Jenks is treading lightly
FORT MYERS, Fla. — Bobby Jenks has no idea how many Red Sox fans he already has on his side.
They’re out there, impatiently waiting for Jonathan Papelbon to give up a couple of runs or blow a save. That’s all it will take to start the debate over whether Jenks should become the closer.
Never mind that Jenks had a higher earned run average and WHIP than Papelbon did last season. Or that he pitched only two games in September because of a sore elbow before being non-tendered by the White Sox.
Papelbon had the worst season of his career in 2010 and blew eight saves. That’s ample fodder for the easily panicked.
Jenks was a successful closer in Chicago for five years, making the All-Star team twice and helping lock down the World Series as a rookie in 2005.
But after arriving at Red Sox camp yesterday, Jenks made it clear that he’s not after Papelbon’s job.
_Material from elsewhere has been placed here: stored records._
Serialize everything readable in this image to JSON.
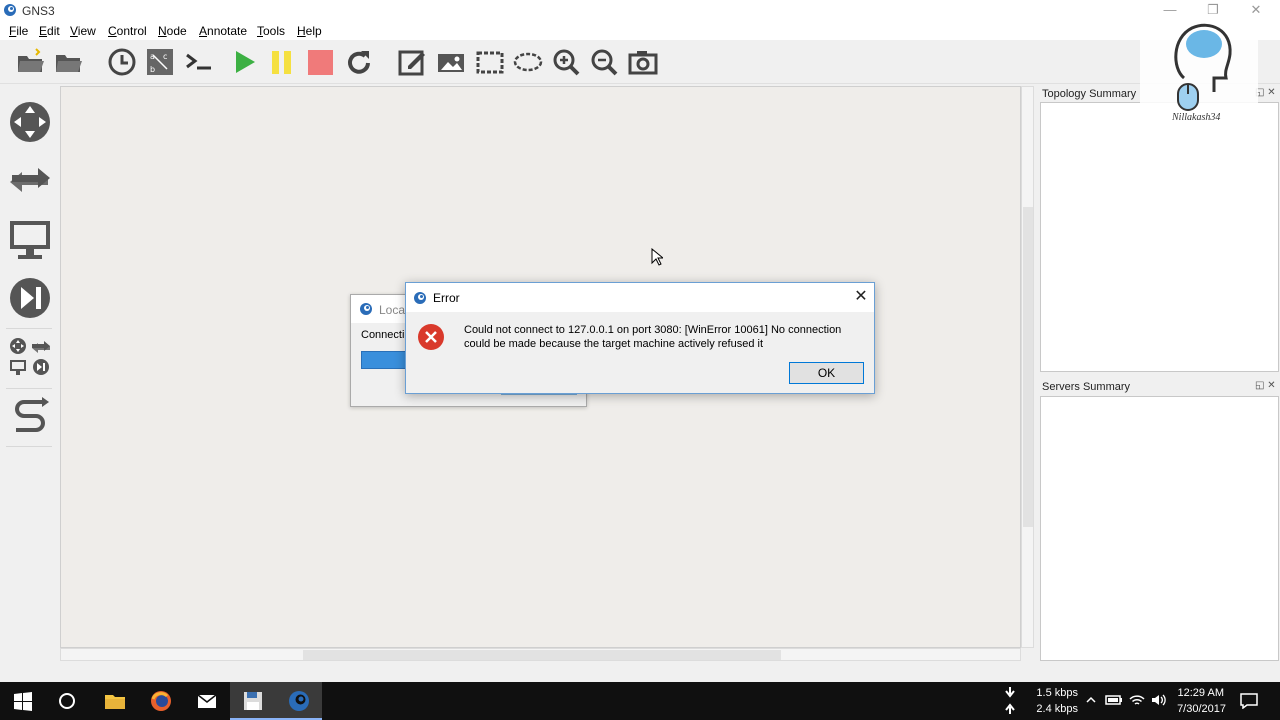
{
  "window": {
    "title": "GNS3",
    "min_glyph": "—",
    "restore_glyph": "❐",
    "close_glyph": "✕"
  },
  "menu": {
    "file": {
      "u": "F",
      "rest": "ile"
    },
    "edit": {
      "u": "E",
      "rest": "dit"
    },
    "view": {
      "u": "V",
      "rest": "iew"
    },
    "control": {
      "u": "C",
      "rest": "ontrol"
    },
    "node": {
      "u": "N",
      "rest": "ode"
    },
    "annotate": {
      "u": "A",
      "rest": "nnotate"
    },
    "tools": {
      "u": "T",
      "rest": "ools"
    },
    "help": {
      "u": "H",
      "rest": "elp"
    }
  },
  "toolbar": [
    "open-project",
    "open-folder",
    "snapshot-clock",
    "show-interface-labels",
    "console",
    "start-all",
    "suspend-all",
    "stop-all",
    "reload-all",
    "add-note",
    "insert-image",
    "draw-rectangle",
    "draw-ellipse",
    "zoom-in",
    "zoom-out",
    "screenshot"
  ],
  "devices": [
    "routers",
    "switches",
    "end-devices",
    "security-devices",
    "all-devices",
    "add-link"
  ],
  "docks": {
    "topology": {
      "title": "Topology Summary",
      "float_glyph": "◱",
      "close_glyph": "✕"
    },
    "servers": {
      "title": "Servers Summary",
      "float_glyph": "◱",
      "close_glyph": "✕"
    }
  },
  "watermark": {
    "text": "Nillakash34"
  },
  "bg_dialog": {
    "title": "Local",
    "message": "Connectin"
  },
  "error_dialog": {
    "title": "Error",
    "close_glyph": "✕",
    "message": "Could not connect to 127.0.0.1 on port 3080: [WinError 10061] No connection could be made because the target machine actively refused it",
    "ok_label": "OK"
  },
  "taskbar": {
    "apps": [
      "start",
      "cortana",
      "file-explorer",
      "firefox",
      "mail",
      "save-app",
      "gns3"
    ],
    "net_down": "1.5 kbps",
    "net_up": "2.4 kbps",
    "time": "12:29 AM",
    "date": "7/30/2017"
  },
  "colors": {
    "play_green": "#3cb043",
    "pause_yellow": "#f5e040",
    "stop_red": "#f07a7a",
    "error_red": "#d9392b",
    "accent_blue": "#0078d7"
  }
}
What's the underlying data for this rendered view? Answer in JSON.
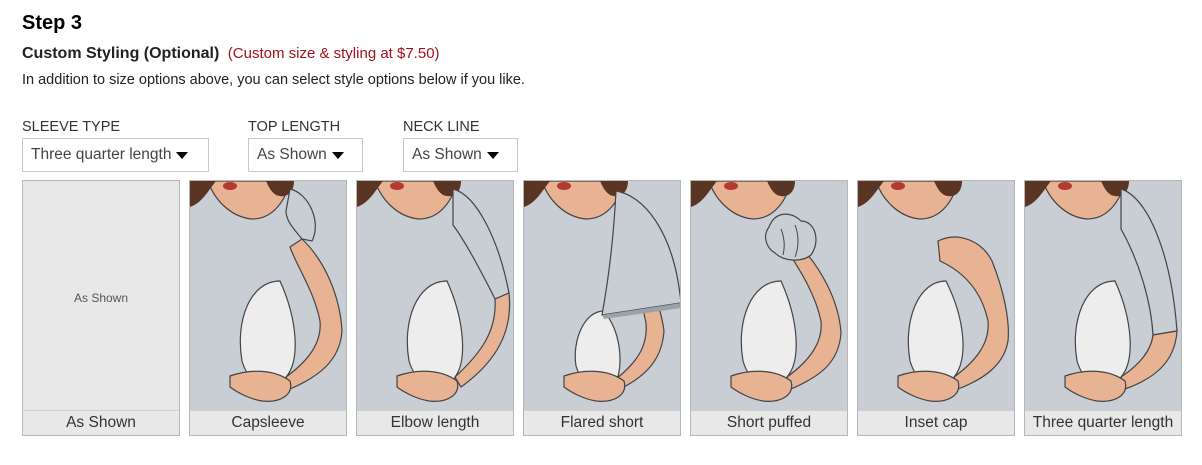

“I didn’t come here to step on his toes, that’s for sure,’’ he said. “If those questions do come up, it’s going to come down to the decision of the manager and whatever they think is best for the team. If that means whatever it means, they’re doing it for their own reasons.’’
The Red Sox did not sign Jenks to a two-year, $12 million deal to create controversy. He’s on the roster to provide stability in the seventh and eighth innings, something the Sox received only from Daniel Bard last season. The hope is that Bard, Jenks, and Papelbon will shorten games and erase the late-inning heartbreak suffered so often last season.
Manager Terry Francona considers Bard and Jenks interchangeable when it comes to the seventh and eighth innings.
“We wanted to get some help,’’ he said. “We were trying to go to Bard too much last year or wanted to go to Bard too much. I don’t think we did, but it was always an obstacle. [Jenks] can get lefties or righties; that should really help us.’’
Jenks knew what the job was when he took it.
“I don’t think he would have signed here if he wasn’t comfortable,’’ Francona said.
Jenks, who turns 30 next month, had the opportunity to close with other teams but relished the idea of pitching for the Red Sox.
“It wasn’t a matter of the money or the years. It had nothing to do with the decision to come here,’’ he said. “I wanted to come here and play baseball for the Red Sox. When I got that opportunity, I jumped on it. It’s the Red Sox.
“I don’t want to go into the whole Red Sox-Yankees battle just yet, but I’d rather be a Red Sox, for sure. I’d rather be here than anywhere on the East Coast, just leave it at that.’’
After spending the bulk of his career as a closer, the 6-foot-4-inch, 275-pounder will have to adopt a new routine, knowing he will be coming into the game earlier.
“It’s going to be different, obviously. It’s going to be an adjustment that I have to make on the field,’’ he said. “It’s going to be an adjustment day-to-day and something I’ll have to learn from quickly once the season starts and get myself adapted to that type of mind-set this spring.’’
Jenks did not pitch after Sept. 4 last season at Fenway Park, coincidentally enough, because of the sore elbow. It proved to be an irritated nerve and by the end of the season, Jenks was cleared to pitch.
“Very concerned,’’ Jenks said when asked how he felt at the time. “The more doctors I saw, the more MRIs, more X-rays, the better I felt because I knew there was nothing serious in there . . . All I needed was rest. There was no question in anybody’s mind that was all it was. It was a relief.’’
Jenks doesn’t expect any setbacks.
“My arm feels great. Right now it feels better at this point than it has in a little while,’’ he said. “I’m excited about that so [we’ll] see where we’re at coming into this year.’’
Like many relievers, Jenks will not require a lot of work in spring training to get ready for the season. He has told Francona and new pitching coach Curt Young how he likes to prepare and they’re fine with it.
“He’s been long-tossing but he’s not [thrown] off the mound yet. That’s just the way he’s always done it,’’ Francona said. “I wouldn’t be surprised if you don’t see him in games the first week. He doesn’t need to be. He’s always been an extremely slow spring training pitcher. There’s no reason to rush him into games.’’
Jenks politely avoided questions about White Sox manager Ozzie Guillen and the critical comments about him made by Guillen’s son, Oney, on Twitter.
Those are concerns of the past. The issue now will be fitting in with the Red Sox and working with Papelbon. Jenks is looking forward to it.
“We’re fine,’’ he said. “I know what my role is. Coming here, we’ve been friends, shoot, for many years now. I don’t think that’s going to be any problem throughout the year at all.’’